Internal auditing is, in my opinion, the best tool in the quality toolbox for getting to know how businesses run and where we need to make improvements. If you start performing your own quality audits and get in the habit of auditing regularly, you will help ensure your organization’s continuing success.
Where to start, though. Here’s an excellent idea. Identify your enterprise’s key goals and objectives. Identify the key processes in your organization. Determine if the goals for each of those processes are consistent (don’t say “aligned”) with the goals you’ve set for the enterprise.
Now — how do you know where you are in relation to the goals for each process? Are you measuring your progress? Are you measuring the correct events? Are you keeping timely, accurate, and complete records? Your internal audit will help you find out.
Back to your business processes. If they’re important (and every process is), they should be documented. Such a document is called a procedure.
Procedures are important for several reasons, but most of all because they are your training aids. When people have to learn for the first time how a process works, they need to be trained. You need procedures to ensure that everyone receives clear, consistent instruction.
An enterprise is made up of dozens, even hundreds of processes. These processes, while separate, are intertwined. The output of one process is the input of another – there is no such thing as a stand-alone process. Some processes may seem more important to the business than others but every process is important – even those ancillary, back-office, or whatever-you-call-them processes.
So, it isn’t easy to figure out where you start auditing. Which process do you audit first?
Start with a process that has an apparent flaw, or noncompliance. If it’s a key process (and complex, at that), it should take longer to audit than one that’s relatively minor.
On the other hand, a process you consider less than critical can, because of its limited scope, provide you with quicker results that you can act on readily. It’s up to you…it’s your internal audit.
Is the process, as it is documented, being followed consistently? Is the process producing the results it should in the way that it should? How do you know that?
Are process records being kept? Records are your evidence – they tell you how well a given process is working.
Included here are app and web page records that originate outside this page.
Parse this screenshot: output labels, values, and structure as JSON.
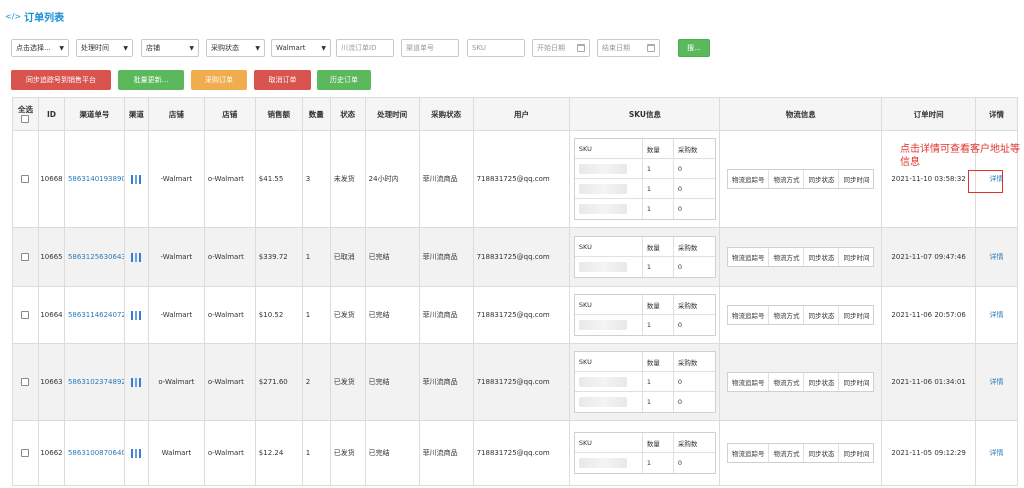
{
  "header": {
    "icon": "code-icon",
    "title": "订单列表",
    "code_glyph": "</>"
  },
  "filters": {
    "select1": "点击选择...",
    "select2": "处理时间",
    "select3": "店铺",
    "select4": "采购状态",
    "select5": "Walmart",
    "channel_order_placeholder": "川流订单ID",
    "channel_no_placeholder": "渠道单号",
    "sku_placeholder": "SKU",
    "start_date_placeholder": "开始日期",
    "end_date_placeholder": "结束日期",
    "search_label": "搜..."
  },
  "actions": {
    "sync_tracking": "同步追踪号到销售平台",
    "batch_update": "批量更新...",
    "purchase_order": "采购订单",
    "cancel_order": "取消订单",
    "history_order": "历史订单"
  },
  "table": {
    "headers": [
      "全选",
      "ID",
      "渠道单号",
      "渠道",
      "店铺",
      "店铺",
      "销售额",
      "数量",
      "状态",
      "处理时间",
      "采购状态",
      "用户",
      "SKU信息",
      "物流信息",
      "订单时间",
      "详情"
    ],
    "sku_headers": [
      "SKU",
      "数量",
      "采购数"
    ],
    "logistics_headers": [
      "物流追踪号",
      "物流方式",
      "同步状态",
      "同步时间"
    ],
    "detail_label": "详情",
    "rows": [
      {
        "id": "10668",
        "channel_no": "5863140193890",
        "store1": "-Walmart",
        "store2": "o-Walmart",
        "sales": "$41.55",
        "qty": "3",
        "status": "未发货",
        "process": "24小时内",
        "purchase": "菲川流商品",
        "user": "718831725@qq.com",
        "sku_items": [
          {
            "sku": "",
            "qty": "1",
            "pq": "0"
          },
          {
            "sku": "",
            "qty": "1",
            "pq": "0"
          },
          {
            "sku": "",
            "qty": "1",
            "pq": "0"
          }
        ],
        "order_time": "2021-11-10 03:58:32"
      },
      {
        "id": "10665",
        "channel_no": "5863125630643",
        "store1": "-Walmart",
        "store2": "o-Walmart",
        "sales": "$339.72",
        "qty": "1",
        "status": "已取消",
        "process": "已完结",
        "purchase": "菲川流商品",
        "user": "718831725@qq.com",
        "sku_items": [
          {
            "sku": "",
            "qty": "1",
            "pq": "0"
          }
        ],
        "order_time": "2021-11-07 09:47:46"
      },
      {
        "id": "10664",
        "channel_no": "5863114624072",
        "store1": "-Walmart",
        "store2": "o-Walmart",
        "sales": "$10.52",
        "qty": "1",
        "status": "已发货",
        "process": "已完结",
        "purchase": "菲川流商品",
        "user": "718831725@qq.com",
        "sku_items": [
          {
            "sku": "",
            "qty": "1",
            "pq": "0"
          }
        ],
        "order_time": "2021-11-06 20:57:06"
      },
      {
        "id": "10663",
        "channel_no": "5863102374892",
        "store1": "o-Walmart",
        "store2": "o-Walmart",
        "sales": "$271.60",
        "qty": "2",
        "status": "已发货",
        "process": "已完结",
        "purchase": "菲川流商品",
        "user": "718831725@qq.com",
        "sku_items": [
          {
            "sku": "",
            "qty": "1",
            "pq": "0"
          },
          {
            "sku": "",
            "qty": "1",
            "pq": "0"
          }
        ],
        "order_time": "2021-11-06 01:34:01"
      },
      {
        "id": "10662",
        "channel_no": "5863100870640",
        "store1": "Walmart",
        "store2": "o-Walmart",
        "sales": "$12.24",
        "qty": "1",
        "status": "已发货",
        "process": "已完结",
        "purchase": "菲川流商品",
        "user": "718831725@qq.com",
        "sku_items": [
          {
            "sku": "",
            "qty": "1",
            "pq": "0"
          }
        ],
        "order_time": "2021-11-05 09:12:29"
      }
    ]
  },
  "annotation": {
    "text": "点击详情可查看客户地址等信息"
  }
}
“What time does your watch say?”
“It doesn’t say anything. You have to look at it.”
(An ancient vaudeville routine)
The records you keep don’t say anything, either. You have to look at them. One thing you really want to get out of your internal audit is: Are the people involved in the process using the records they keep to (a) identify anomalies (outliers, or hiccups) or (b) spot trends?
To sum it up, here’s how to audit a process in four steps:
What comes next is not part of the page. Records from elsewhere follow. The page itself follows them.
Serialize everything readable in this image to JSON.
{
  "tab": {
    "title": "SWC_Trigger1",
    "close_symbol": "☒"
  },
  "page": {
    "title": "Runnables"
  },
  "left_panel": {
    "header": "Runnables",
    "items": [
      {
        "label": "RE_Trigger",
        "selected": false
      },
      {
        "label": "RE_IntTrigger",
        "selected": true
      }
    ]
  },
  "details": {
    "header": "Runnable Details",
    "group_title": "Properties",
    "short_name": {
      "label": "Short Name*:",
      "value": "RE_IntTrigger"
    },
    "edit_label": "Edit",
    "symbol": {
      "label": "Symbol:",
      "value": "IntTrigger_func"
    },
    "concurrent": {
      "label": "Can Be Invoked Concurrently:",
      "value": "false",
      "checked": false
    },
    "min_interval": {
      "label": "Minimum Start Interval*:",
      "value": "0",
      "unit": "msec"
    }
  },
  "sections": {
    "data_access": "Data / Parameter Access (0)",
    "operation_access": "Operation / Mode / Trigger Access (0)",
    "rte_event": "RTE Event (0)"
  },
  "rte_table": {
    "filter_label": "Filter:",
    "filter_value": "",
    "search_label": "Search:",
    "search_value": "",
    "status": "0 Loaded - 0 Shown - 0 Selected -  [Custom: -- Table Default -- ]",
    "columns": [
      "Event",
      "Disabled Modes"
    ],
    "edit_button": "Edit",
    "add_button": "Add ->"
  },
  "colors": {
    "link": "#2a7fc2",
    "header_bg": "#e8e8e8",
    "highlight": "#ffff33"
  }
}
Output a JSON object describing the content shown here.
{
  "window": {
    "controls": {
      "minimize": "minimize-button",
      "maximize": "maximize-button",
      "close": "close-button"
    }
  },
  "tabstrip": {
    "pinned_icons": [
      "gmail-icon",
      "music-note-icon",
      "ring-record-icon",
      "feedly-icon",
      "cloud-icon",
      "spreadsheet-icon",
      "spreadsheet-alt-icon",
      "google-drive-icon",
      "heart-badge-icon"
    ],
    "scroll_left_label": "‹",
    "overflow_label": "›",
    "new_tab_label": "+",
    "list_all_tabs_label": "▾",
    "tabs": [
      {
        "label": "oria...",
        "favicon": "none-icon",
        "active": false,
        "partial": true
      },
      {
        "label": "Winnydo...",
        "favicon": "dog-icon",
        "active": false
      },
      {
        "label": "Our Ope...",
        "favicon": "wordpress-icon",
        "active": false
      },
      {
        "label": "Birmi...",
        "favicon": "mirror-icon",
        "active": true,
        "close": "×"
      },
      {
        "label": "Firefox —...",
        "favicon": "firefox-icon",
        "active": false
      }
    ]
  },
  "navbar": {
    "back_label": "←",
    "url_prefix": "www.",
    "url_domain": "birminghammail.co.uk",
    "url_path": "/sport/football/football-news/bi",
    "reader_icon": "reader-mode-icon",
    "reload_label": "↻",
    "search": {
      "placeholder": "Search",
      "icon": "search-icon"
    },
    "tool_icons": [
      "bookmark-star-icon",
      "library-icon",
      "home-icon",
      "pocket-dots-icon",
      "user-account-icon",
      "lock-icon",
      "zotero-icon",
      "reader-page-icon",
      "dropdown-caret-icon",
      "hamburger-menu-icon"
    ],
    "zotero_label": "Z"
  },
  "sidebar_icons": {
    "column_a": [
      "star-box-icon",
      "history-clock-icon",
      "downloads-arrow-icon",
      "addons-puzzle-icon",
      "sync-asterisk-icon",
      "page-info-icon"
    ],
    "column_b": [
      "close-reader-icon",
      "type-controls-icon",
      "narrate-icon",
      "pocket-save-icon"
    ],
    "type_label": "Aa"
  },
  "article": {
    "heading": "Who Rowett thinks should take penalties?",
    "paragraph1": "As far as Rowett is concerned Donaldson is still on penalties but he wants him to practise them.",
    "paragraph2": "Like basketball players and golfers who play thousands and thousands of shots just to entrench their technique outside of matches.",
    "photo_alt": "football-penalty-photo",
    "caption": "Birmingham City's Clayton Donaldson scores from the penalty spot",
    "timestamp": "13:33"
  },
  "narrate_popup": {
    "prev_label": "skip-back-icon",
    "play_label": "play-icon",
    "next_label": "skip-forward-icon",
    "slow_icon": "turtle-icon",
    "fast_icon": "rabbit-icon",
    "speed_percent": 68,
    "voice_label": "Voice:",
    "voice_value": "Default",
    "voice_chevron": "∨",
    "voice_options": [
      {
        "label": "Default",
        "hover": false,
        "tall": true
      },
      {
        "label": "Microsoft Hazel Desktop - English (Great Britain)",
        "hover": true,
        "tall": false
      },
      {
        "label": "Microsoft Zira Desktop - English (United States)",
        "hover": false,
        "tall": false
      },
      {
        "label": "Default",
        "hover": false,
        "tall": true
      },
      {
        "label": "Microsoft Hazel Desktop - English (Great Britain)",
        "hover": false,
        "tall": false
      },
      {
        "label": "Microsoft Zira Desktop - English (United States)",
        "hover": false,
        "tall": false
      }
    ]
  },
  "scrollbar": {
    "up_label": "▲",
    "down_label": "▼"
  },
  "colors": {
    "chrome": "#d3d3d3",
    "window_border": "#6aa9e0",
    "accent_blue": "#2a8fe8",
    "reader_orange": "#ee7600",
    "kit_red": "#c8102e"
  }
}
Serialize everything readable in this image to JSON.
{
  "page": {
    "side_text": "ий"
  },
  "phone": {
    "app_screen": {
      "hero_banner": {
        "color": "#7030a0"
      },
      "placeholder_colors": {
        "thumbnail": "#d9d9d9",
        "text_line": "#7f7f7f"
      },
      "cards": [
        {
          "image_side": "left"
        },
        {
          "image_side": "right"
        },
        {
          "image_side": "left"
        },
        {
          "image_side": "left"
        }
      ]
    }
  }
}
- Is the process documented?
- Is the process being performed as it’s been documented or are there inconsistencies in the way the procedure is implemented?
- Are process records being kept? and
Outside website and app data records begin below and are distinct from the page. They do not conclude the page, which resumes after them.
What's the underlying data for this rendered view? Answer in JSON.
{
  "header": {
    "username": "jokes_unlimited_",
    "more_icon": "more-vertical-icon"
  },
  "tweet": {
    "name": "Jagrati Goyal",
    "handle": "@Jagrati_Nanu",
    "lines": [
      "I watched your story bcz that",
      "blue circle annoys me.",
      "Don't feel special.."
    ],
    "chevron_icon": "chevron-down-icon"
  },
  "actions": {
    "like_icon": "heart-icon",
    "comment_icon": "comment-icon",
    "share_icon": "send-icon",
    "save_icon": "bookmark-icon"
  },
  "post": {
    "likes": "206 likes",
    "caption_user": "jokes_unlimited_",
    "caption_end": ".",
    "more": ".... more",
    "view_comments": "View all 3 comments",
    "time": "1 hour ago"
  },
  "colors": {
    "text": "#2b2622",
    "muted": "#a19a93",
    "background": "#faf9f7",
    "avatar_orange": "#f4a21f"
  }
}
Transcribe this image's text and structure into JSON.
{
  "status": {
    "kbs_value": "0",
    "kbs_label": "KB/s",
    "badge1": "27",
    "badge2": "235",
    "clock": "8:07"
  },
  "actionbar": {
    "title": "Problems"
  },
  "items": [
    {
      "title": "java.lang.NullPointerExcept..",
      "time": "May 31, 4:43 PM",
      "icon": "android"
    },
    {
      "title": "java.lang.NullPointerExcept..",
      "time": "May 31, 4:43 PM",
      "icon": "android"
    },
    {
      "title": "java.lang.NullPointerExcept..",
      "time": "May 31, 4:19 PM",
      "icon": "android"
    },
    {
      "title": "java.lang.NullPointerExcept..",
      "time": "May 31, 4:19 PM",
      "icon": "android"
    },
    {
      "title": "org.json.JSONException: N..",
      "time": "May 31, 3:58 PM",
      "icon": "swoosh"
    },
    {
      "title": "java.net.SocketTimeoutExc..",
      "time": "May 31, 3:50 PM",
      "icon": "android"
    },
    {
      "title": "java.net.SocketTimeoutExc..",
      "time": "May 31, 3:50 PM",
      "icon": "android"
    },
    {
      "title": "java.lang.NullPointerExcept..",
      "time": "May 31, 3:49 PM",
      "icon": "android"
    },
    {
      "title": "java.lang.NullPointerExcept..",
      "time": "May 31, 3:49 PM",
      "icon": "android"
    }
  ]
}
- Are the records being used to improve the process?
One final note – your audit results are non-binding. If your internal audit turns up a major nonconformance, some minor nonconformances, or just a few observations (aka, “opportunities for improvement”), you aren’t obliged to take action. You can ignore them and move on…
…unless you really want to improve your business.